  • Jaffe, D.A., et al., 2014. Progress on Understanding Atmospheric Mercury Hampered by Uncertain Measurements. Environ. Sci. Technol. 48, 7204–7206.https://doi.org/10.1021/es5026432
  • Zhang, Y., Jaeglé, L., Thompson, L., 2014a. Natural biogeochemical cycle of mercury in a global three-dimensional ocean tracer model. Glob. Biogeochem. Cycle 28, 553–570. https://doi.org/10.1002/2014GB004814. [Highlighted in EOS Research Spotlight]
  • Zhang, Y., Jaeglé, L., Thompson, L., Streets, D.G., 2014b. Six centuries of changing oceanic mercury. Glob. Biogeochem. Cycle 28, 1251–1261. https://doi.org/10.1002/2014GB004939
  • Zhang, Y., Jaeglé, L., et al., 2012. Nested-grid simulation of mercury over North America. Atmos. Chem. Phys. 12, 6095–6111. https://doi.org/10.5194/acp-12-6095-2012
  • Strode, S., Jaeglé, L., Emerson, S., 2010. Vertical transport of anthropogenic mercury in the ocean. Glob. Biogeochem. Cycle 24, GB4014. https://doi.org/10.1029/2009GB003728
  • Strode, S., Jaeglé, L., Selin, N.E., 2009. Impact of mercury emissions from historic gold and silver mining: Global modeling. Atmos. Environ. 43, 2012–2017. https://doi.org/10.1016/j.atmosenv.2009.01.006
  • Selin, N.E., et al., 2008a. Global 3-D land-ocean-atmosphere model for mercury: Present-day versus preindustrial cycles and anthropogenic enrichment factors for deposition. Glob. Biogeochem. Cycle 22, GB2011. https://doi.org/10.1029/2007GB003040
  • Selin, N.E., et al., 2008b. Global 3-D land-ocean-atmosphere model for mercury: Present-day versus preindustrial cycles and anthropogenic enrichment factors for deposition (vol 22, artn no GB3099, 2008). Glob. Biogeochem. Cycle 22, GB3099. https://doi.org/10.1029/2008GB003282
  • Strode, S.A., Jaeglé, L., et al., 2008. Trans-Pacific transport of mercury. J. Geophys. Res.-Atmos. 113, D15305. https://doi.org/10.1029/2007JD009428
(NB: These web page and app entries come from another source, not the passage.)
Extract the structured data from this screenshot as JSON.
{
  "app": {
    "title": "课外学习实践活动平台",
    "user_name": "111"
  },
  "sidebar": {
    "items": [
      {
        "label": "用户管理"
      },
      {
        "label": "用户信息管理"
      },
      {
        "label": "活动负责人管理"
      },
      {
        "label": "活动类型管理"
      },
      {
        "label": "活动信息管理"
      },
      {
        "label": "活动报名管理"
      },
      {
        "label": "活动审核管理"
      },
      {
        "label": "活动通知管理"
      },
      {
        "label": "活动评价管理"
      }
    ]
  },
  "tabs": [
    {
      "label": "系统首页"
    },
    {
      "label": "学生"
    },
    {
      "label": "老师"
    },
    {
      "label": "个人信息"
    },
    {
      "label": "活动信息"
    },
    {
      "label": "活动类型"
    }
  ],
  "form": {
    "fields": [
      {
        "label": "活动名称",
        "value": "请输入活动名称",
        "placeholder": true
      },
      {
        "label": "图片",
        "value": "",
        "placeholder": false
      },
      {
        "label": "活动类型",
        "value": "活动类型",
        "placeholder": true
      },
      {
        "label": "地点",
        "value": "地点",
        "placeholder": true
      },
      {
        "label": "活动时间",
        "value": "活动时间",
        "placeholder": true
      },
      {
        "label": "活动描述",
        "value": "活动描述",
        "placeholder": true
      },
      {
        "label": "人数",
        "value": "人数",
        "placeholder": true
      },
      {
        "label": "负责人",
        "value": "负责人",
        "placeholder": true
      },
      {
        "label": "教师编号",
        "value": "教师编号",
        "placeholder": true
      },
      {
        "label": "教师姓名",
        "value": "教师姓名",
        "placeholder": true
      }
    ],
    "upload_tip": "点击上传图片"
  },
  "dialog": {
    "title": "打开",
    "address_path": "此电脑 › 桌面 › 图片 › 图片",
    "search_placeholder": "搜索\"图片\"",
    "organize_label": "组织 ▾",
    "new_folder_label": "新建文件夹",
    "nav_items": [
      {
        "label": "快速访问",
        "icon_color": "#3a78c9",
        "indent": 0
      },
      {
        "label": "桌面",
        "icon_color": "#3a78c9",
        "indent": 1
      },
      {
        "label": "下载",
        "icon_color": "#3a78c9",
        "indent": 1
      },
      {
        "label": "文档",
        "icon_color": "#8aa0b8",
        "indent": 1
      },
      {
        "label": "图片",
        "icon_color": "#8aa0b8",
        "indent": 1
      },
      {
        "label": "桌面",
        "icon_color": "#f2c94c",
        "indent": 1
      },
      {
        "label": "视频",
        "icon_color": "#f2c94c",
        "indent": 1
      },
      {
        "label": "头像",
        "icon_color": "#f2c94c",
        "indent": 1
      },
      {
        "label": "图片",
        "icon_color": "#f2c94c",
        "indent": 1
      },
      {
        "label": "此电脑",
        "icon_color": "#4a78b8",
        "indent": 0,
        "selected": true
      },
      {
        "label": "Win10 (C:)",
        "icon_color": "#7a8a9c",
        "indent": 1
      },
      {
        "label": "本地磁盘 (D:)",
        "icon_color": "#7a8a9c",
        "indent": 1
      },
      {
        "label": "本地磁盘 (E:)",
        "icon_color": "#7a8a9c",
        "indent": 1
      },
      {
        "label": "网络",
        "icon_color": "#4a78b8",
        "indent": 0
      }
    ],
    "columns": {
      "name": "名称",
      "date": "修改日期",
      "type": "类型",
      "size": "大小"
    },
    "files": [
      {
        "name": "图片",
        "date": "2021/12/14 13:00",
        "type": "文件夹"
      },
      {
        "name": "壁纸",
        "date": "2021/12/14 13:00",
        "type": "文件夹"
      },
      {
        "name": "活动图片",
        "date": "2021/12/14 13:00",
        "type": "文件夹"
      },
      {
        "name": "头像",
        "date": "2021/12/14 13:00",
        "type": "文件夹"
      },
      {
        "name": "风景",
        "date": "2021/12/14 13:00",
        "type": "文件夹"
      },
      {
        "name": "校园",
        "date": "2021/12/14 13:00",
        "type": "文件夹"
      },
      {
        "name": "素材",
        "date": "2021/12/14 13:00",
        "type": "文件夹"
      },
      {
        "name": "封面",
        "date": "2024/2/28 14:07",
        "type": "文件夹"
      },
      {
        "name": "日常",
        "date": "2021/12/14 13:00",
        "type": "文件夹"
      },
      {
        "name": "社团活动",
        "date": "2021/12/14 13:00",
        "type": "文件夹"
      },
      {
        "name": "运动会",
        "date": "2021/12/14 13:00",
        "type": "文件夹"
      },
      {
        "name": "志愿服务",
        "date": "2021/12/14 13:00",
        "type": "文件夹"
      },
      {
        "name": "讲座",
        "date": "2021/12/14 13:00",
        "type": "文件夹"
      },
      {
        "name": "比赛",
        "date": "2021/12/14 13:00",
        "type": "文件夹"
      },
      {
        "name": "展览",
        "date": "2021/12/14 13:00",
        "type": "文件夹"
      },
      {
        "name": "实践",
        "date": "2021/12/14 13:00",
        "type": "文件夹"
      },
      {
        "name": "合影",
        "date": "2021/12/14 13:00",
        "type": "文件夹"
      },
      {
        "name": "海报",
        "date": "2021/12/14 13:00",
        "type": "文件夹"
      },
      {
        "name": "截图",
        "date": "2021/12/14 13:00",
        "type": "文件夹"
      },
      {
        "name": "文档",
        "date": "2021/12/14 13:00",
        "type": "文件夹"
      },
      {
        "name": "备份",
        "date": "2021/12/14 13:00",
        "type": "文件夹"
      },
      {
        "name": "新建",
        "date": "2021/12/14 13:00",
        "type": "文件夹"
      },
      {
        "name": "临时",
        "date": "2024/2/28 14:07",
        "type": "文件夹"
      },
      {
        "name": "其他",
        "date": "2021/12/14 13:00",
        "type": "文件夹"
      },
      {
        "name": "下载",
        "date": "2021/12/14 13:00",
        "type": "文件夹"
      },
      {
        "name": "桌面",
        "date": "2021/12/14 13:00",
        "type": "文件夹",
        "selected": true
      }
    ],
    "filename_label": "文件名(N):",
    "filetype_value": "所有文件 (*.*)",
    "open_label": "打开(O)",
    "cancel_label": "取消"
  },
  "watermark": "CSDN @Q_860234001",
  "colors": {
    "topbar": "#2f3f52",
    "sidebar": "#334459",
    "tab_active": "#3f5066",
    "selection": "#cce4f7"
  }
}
  • Swartzendruber, P.C., et al., 2008. Vertical distribution of mercury, CO, ozone, and aerosol scattering coefficient in the Pacific Northwest during the spring 2006 INTEX-B campaign. J. Geophys. Res.-Atmos. 113, D10305. https://doi.org/10.1029/2007JD009579
  • Selin, N.E., et al., D., 2007. Chemical cycling and deposition of atmospheric mercury: Global constraints from observations. J. Geophys. Res.-Atmos. 112, D02308. https://doi.org/10.1029/2006JD007450
  • Strode, S.A., Jaeglé, L., et al., 2007. Air-sea exchange in the global mercury cycle. Glob. Biogeochem. Cycle 21, GB1017. https://doi.org/10.1029/2006GB002766
  • Swartzendruber, P.C., et al., 2006. Observations of reactive gaseous mercury in the free troposphere at the Mount Bachelor Observatory. J. Geophys. Res.-Atmos. 111, D24302. https://doi.org/10.1029/2006JD007415